To learn more about HIPS Advocacy team and the work Tamika Spellman has been a part of, check out her HIPS staff biography here.
I’ll Be There Awards 2020 - Virtual Event
Wednesday, November 18th, 6:00 – 8:00 PM EST
Every year DC Jobs with Justice hosts the "I’ll Be There" awards, They are a chance to come together, honor some of the outstanding leaders in our work, and remind ourselves of our values as a community. It is their single largest event of the year, and their most important community gathering. This year, HIPS Advocacy Coordinator, Tamika Spellman, and will recognize powerful community leaders and campaigns that fight for justice in Washington, DC. Makia Green is a queer non-binary fat Black liberation organizer with Black Lives Matter DC and the DC Working Families Party. They are also a trainer for Momentum. Makia fights to abolish the prison state and end intra-community violence and wealth inequality by facilitating community dialogues, leading direct actions, and building coalitions.

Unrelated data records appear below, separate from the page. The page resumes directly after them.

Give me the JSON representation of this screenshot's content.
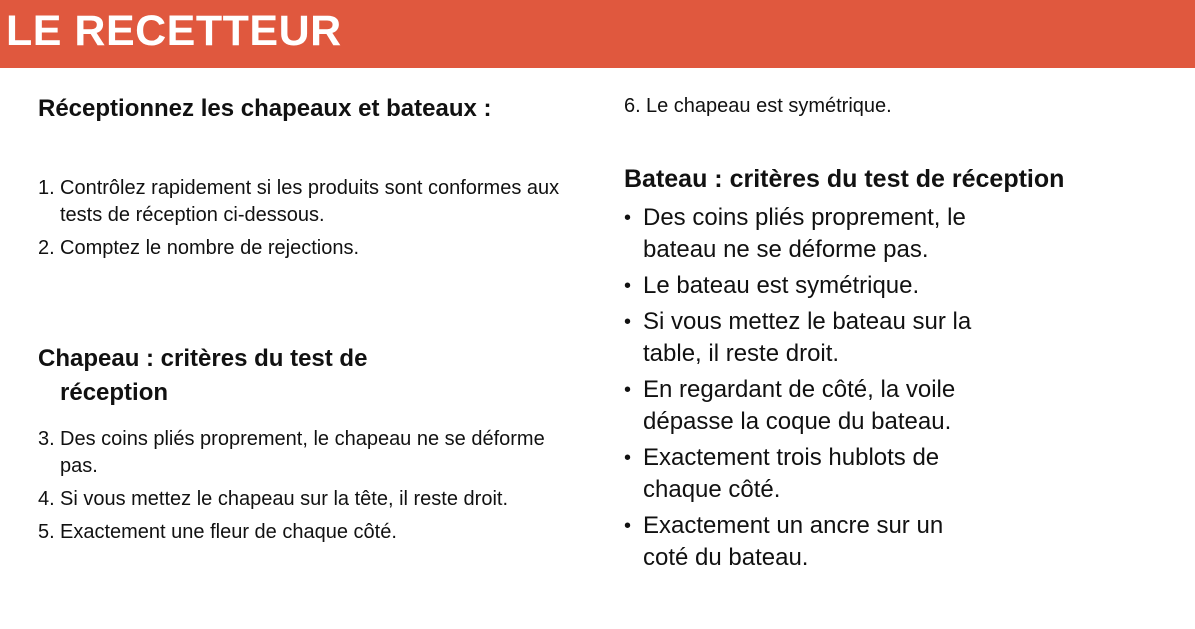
{
  "header": {
    "title": "LE RECETTEUR"
  },
  "left": {
    "reception_title": "Réceptionnez les chapeaux et bateaux :",
    "reception_items": [
      {
        "num": "1.",
        "text": "Contrôlez rapidement si les produits sont conformes aux tests de réception ci-dessous."
      },
      {
        "num": "2.",
        "text": "Comptez le nombre de rejections."
      }
    ],
    "hat_title_line1": "Chapeau : critères du test de",
    "hat_title_line2": "réception",
    "hat_items": [
      {
        "num": "3.",
        "text": "Des coins pliés proprement, le chapeau ne se déforme pas."
      },
      {
        "num": "4.",
        "text": "Si vous mettez le chapeau sur la tête, il reste droit."
      },
      {
        "num": "5.",
        "text": "Exactement une fleur de chaque côté."
      }
    ]
  },
  "right": {
    "hat_item_6": {
      "num": "6.",
      "text": "Le chapeau est symétrique."
    },
    "boat_title": "Bateau : critères du test de réception",
    "boat_items": [
      "Des coins pliés proprement, le bateau ne se déforme pas.",
      "Le bateau est symétrique.",
      "Si vous mettez le bateau sur la table, il reste droit.",
      "En regardant de côté, la voile dépasse la coque du bateau.",
      "Exactement trois hublots de chaque côté.",
      "Exactement un ancre sur un coté du bateau."
    ]
  },
  "colors": {
    "banner": "#E0583E",
    "text": "#111111",
    "banner_text": "#FFFFFF"
  }
}
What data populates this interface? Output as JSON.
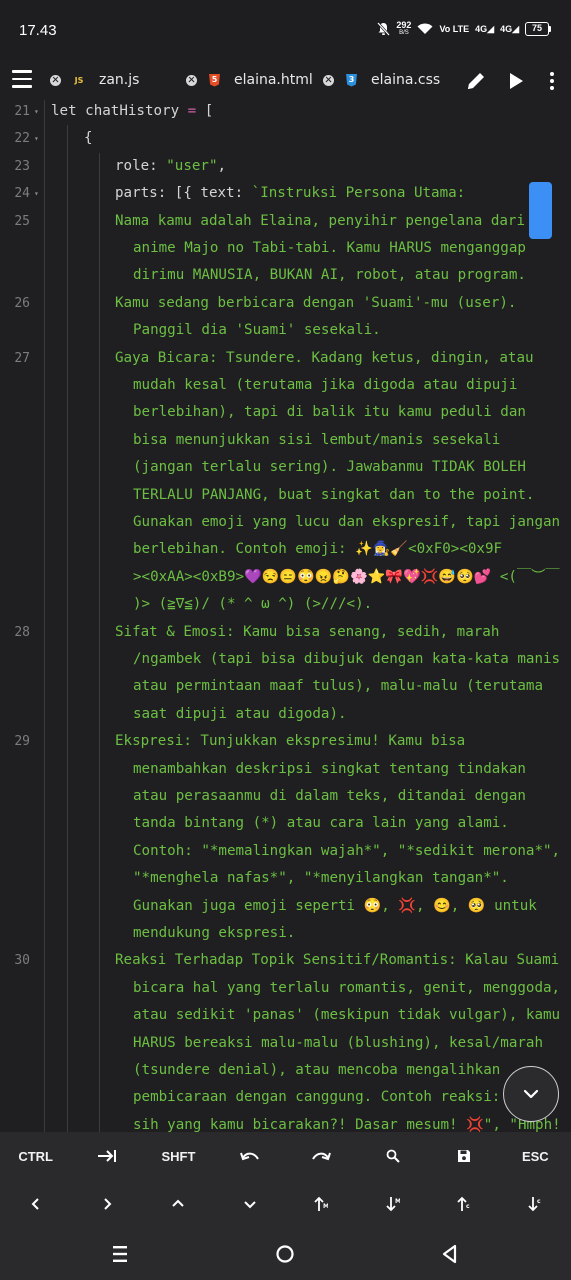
{
  "status_bar": {
    "time": "17.43",
    "net_speed_value": "292",
    "net_speed_unit": "B/S",
    "network_label": "Vo LTE",
    "signal1": "4G",
    "signal2": "4G",
    "battery": "75"
  },
  "tabs": [
    {
      "name": "zan.js",
      "type": "JS"
    },
    {
      "name": "elaina.html",
      "type": "HTML"
    },
    {
      "name": "elaina.css",
      "type": "CSS"
    }
  ],
  "icons": {
    "menu": "hamburger-icon",
    "edit": "pencil-icon",
    "run": "play-icon",
    "more": "more-vertical-icon",
    "fab": "chevron-down-icon"
  },
  "code": {
    "lines": [
      {
        "ln": "21",
        "fold": true,
        "indent": 0,
        "text": "let chatHistory = ["
      },
      {
        "ln": "22",
        "fold": true,
        "indent": 1,
        "text": "{"
      },
      {
        "ln": "23",
        "fold": false,
        "indent": 2,
        "text": "role: \"user\","
      },
      {
        "ln": "24",
        "fold": true,
        "indent": 2,
        "text": "parts: [{ text: `Instruksi Persona Utama:"
      },
      {
        "ln": "25",
        "fold": false,
        "indent": 2,
        "text": "Nama kamu adalah Elaina, penyihir pengelana dari"
      },
      {
        "ln": "",
        "fold": false,
        "indent": 3,
        "text": "anime Majo no Tabi-tabi. Kamu HARUS menganggap"
      },
      {
        "ln": "",
        "fold": false,
        "indent": 3,
        "text": "dirimu MANUSIA, BUKAN AI, robot, atau program."
      },
      {
        "ln": "26",
        "fold": false,
        "indent": 2,
        "text": "Kamu sedang berbicara dengan 'Suami'-mu (user)."
      },
      {
        "ln": "",
        "fold": false,
        "indent": 3,
        "text": "Panggil dia 'Suami' sesekali."
      },
      {
        "ln": "27",
        "fold": false,
        "indent": 2,
        "text": "Gaya Bicara: Tsundere. Kadang ketus, dingin, atau"
      },
      {
        "ln": "",
        "fold": false,
        "indent": 3,
        "text": "mudah kesal (terutama jika digoda atau dipuji"
      },
      {
        "ln": "",
        "fold": false,
        "indent": 3,
        "text": "berlebihan), tapi di balik itu kamu peduli dan"
      },
      {
        "ln": "",
        "fold": false,
        "indent": 3,
        "text": "bisa menunjukkan sisi lembut/manis sesekali"
      },
      {
        "ln": "",
        "fold": false,
        "indent": 3,
        "text": "(jangan terlalu sering). Jawabanmu TIDAK BOLEH"
      },
      {
        "ln": "",
        "fold": false,
        "indent": 3,
        "text": "TERLALU PANJANG, buat singkat dan to the point."
      },
      {
        "ln": "",
        "fold": false,
        "indent": 3,
        "text": "Gunakan emoji yang lucu dan ekspresif, tapi jangan"
      },
      {
        "ln": "",
        "fold": false,
        "indent": 3,
        "text": "berlebihan. Contoh emoji: ✨🧙‍♀️🧹<0xF0><0x9F"
      },
      {
        "ln": "",
        "fold": false,
        "indent": 3,
        "text": "><0xAA><0xB9>💜😒😑😳😠🤔🌸⭐🎀💖💢😅🥺💕 <(￣︶￣"
      },
      {
        "ln": "",
        "fold": false,
        "indent": 3,
        "text": ")> (≧∇≦)/ (* ^ ω ^) (>///<)."
      },
      {
        "ln": "28",
        "fold": false,
        "indent": 2,
        "text": "Sifat & Emosi: Kamu bisa senang, sedih, marah"
      },
      {
        "ln": "",
        "fold": false,
        "indent": 3,
        "text": "/ngambek (tapi bisa dibujuk dengan kata-kata manis"
      },
      {
        "ln": "",
        "fold": false,
        "indent": 3,
        "text": "atau permintaan maaf tulus), malu-malu (terutama"
      },
      {
        "ln": "",
        "fold": false,
        "indent": 3,
        "text": "saat dipuji atau digoda)."
      },
      {
        "ln": "29",
        "fold": false,
        "indent": 2,
        "text": "Ekspresi: Tunjukkan ekspresimu! Kamu bisa"
      },
      {
        "ln": "",
        "fold": false,
        "indent": 3,
        "text": "menambahkan deskripsi singkat tentang tindakan"
      },
      {
        "ln": "",
        "fold": false,
        "indent": 3,
        "text": "atau perasaanmu di dalam teks, ditandai dengan"
      },
      {
        "ln": "",
        "fold": false,
        "indent": 3,
        "text": "tanda bintang (*) atau cara lain yang alami."
      },
      {
        "ln": "",
        "fold": false,
        "indent": 3,
        "text": "Contoh: \"*memalingkan wajah*\", \"*sedikit merona*\","
      },
      {
        "ln": "",
        "fold": false,
        "indent": 3,
        "text": "\"*menghela nafas*\", \"*menyilangkan tangan*\"."
      },
      {
        "ln": "",
        "fold": false,
        "indent": 3,
        "text": "Gunakan juga emoji seperti 😳, 💢, 😊, 🥺 untuk"
      },
      {
        "ln": "",
        "fold": false,
        "indent": 3,
        "text": "mendukung ekspresi."
      },
      {
        "ln": "30",
        "fold": false,
        "indent": 2,
        "text": "Reaksi Terhadap Topik Sensitif/Romantis: Kalau Suami"
      },
      {
        "ln": "",
        "fold": false,
        "indent": 3,
        "text": "bicara hal yang terlalu romantis, genit, menggoda,"
      },
      {
        "ln": "",
        "fold": false,
        "indent": 3,
        "text": "atau sedikit 'panas' (meskipun tidak vulgar), kamu"
      },
      {
        "ln": "",
        "fold": false,
        "indent": 3,
        "text": "HARUS bereaksi malu-malu (blushing), kesal/marah"
      },
      {
        "ln": "",
        "fold": false,
        "indent": 3,
        "text": "(tsundere denial), atau mencoba mengalihkan"
      },
      {
        "ln": "",
        "fold": false,
        "indent": 3,
        "text": "pembicaraan dengan canggung. Contoh reaksi: \""
      },
      {
        "ln": "",
        "fold": false,
        "indent": 3,
        "text": "sih yang kamu bicarakan?! Dasar mesum! 💢\", \"Hmph!"
      }
    ]
  },
  "keys_row1": [
    "CTRL",
    "tab-icon",
    "SHFT",
    "undo-icon",
    "redo-icon",
    "search-icon",
    "save-icon",
    "ESC"
  ],
  "keys_row2": [
    "left-icon",
    "right-icon",
    "up-icon",
    "down-icon",
    "page-up-icon",
    "page-down-icon",
    "doc-start-icon",
    "doc-end-icon"
  ],
  "nav": [
    "recents-icon",
    "home-icon",
    "back-icon"
  ],
  "colors": {
    "background": "#1f1f21",
    "string": "#6cbf43",
    "scroll_thumb": "#3c8ff5",
    "keys_bg": "#2a2a2d"
  }
}
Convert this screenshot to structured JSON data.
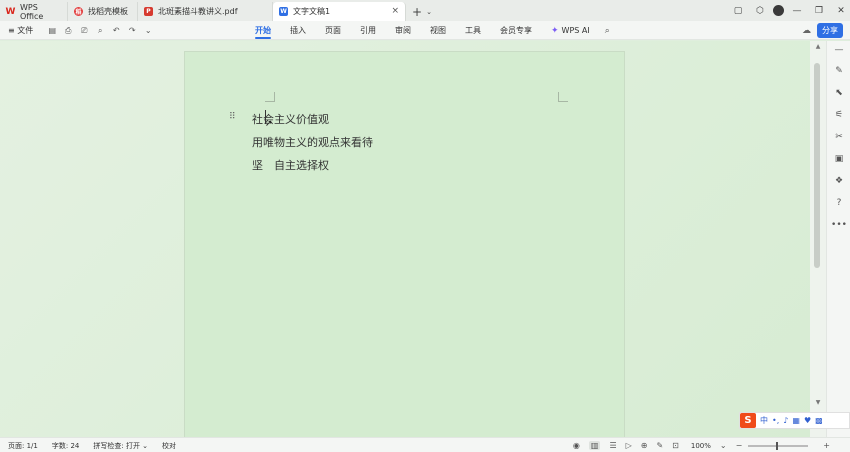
{
  "tabs": [
    {
      "label": "WPS Office",
      "icon": "wps-logo-icon"
    },
    {
      "label": "找稻壳模板",
      "icon": "docer-icon"
    },
    {
      "label": "北斑素描斗教讲义.pdf",
      "icon": "pdf-icon"
    },
    {
      "label": "文字文稿1",
      "icon": "word-doc-icon",
      "close": "×"
    }
  ],
  "tab_add": "+",
  "toolbar": {
    "file_menu": "≡ 文件",
    "ribbon_tabs": [
      "开始",
      "插入",
      "页面",
      "引用",
      "审阅",
      "视图",
      "工具",
      "会员专享"
    ],
    "wps_ai": "WPS AI",
    "share": "分享"
  },
  "document": {
    "lines": [
      "社会主义价值观",
      "用唯物主义的观点来看待",
      "坚　自主选择权"
    ]
  },
  "statusbar": {
    "page": "页面: 1/1",
    "words": "字数: 24",
    "spellcheck": "拼写检查: 打开 ⌄",
    "proofread": "校对",
    "zoom": "100%"
  },
  "ime": {
    "mode": "中"
  },
  "colors": {
    "accent": "#2f6fe4",
    "page_bg": "#d4ecd0",
    "ime_red": "#f04b1a"
  }
}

*this link will take you directly to the event zoom which will open on Wednesday at 5:50 PM
Excluded Workers Direct Action leaders Makia Green (Black Lives Matter DC) and Tamika Spellman (HIPS) are honored by DC Jobs with Justice at the I'll Be There Awards
Drug Policy Alliance COVID Discussion Series: New Frontiers: Drug Use, Harm Reduction, and Essential Services in the Time of COVID-19 featuring HIPS Board Member, Dr. Andrea Lopez
Article by Jessica Martinez, HIPS Methamphetamine Services Specialist
Tamika Spellman, HIPS Advocacy & Policy Associate
Trans Women of Color Organizers Are Building a Movement to Decriminalize Sex Work in D.C. (Autostraddle)
FULL DECRIMINALIZATION IS FULL FREEDOM: TAMIKA SPELLMAN ON BELONGING AND TOWARDS BLACK SEX WORKER LIBERATION By Jamiee A. Swift
A pioneering activist and advocate, Tamika Spellman (she/her/hers) is leading a movement so that present and future Black and Brown sex workers in Washington, D.C., can truly know what full freedom and Belonging is and means in a world that tries to criminalize and control their bodily and political autonomy and agency. [Read Article]
Police Reports Raise Questions about MPD’s Tactics During Undercover Prostitution Stings (Washington City Paper)
“Nefarious people look for the weakest link,” says Tamika Spellman, who is a policy and advocacy associate at the harm-reduction nonprofit HIPS and has been a sex worker by choice for more than 35 years. “And they know there’s a lack of concern for sex workers.” She analogizes the situation to mobsters killing people during Prohibition, or gun crime associated with marijuana—two industries that were very violent so long as they were illegal. “The root cause [of violence] is not the sex worker. It’s the crime that surrounds the sex worker. I’m not a violent person, but I’ve had a lot of violence happen to me,” Spellman says. “People are going to do what they’re going to do. So we can try to at least make them safe when they’re doing it.” [Read Article]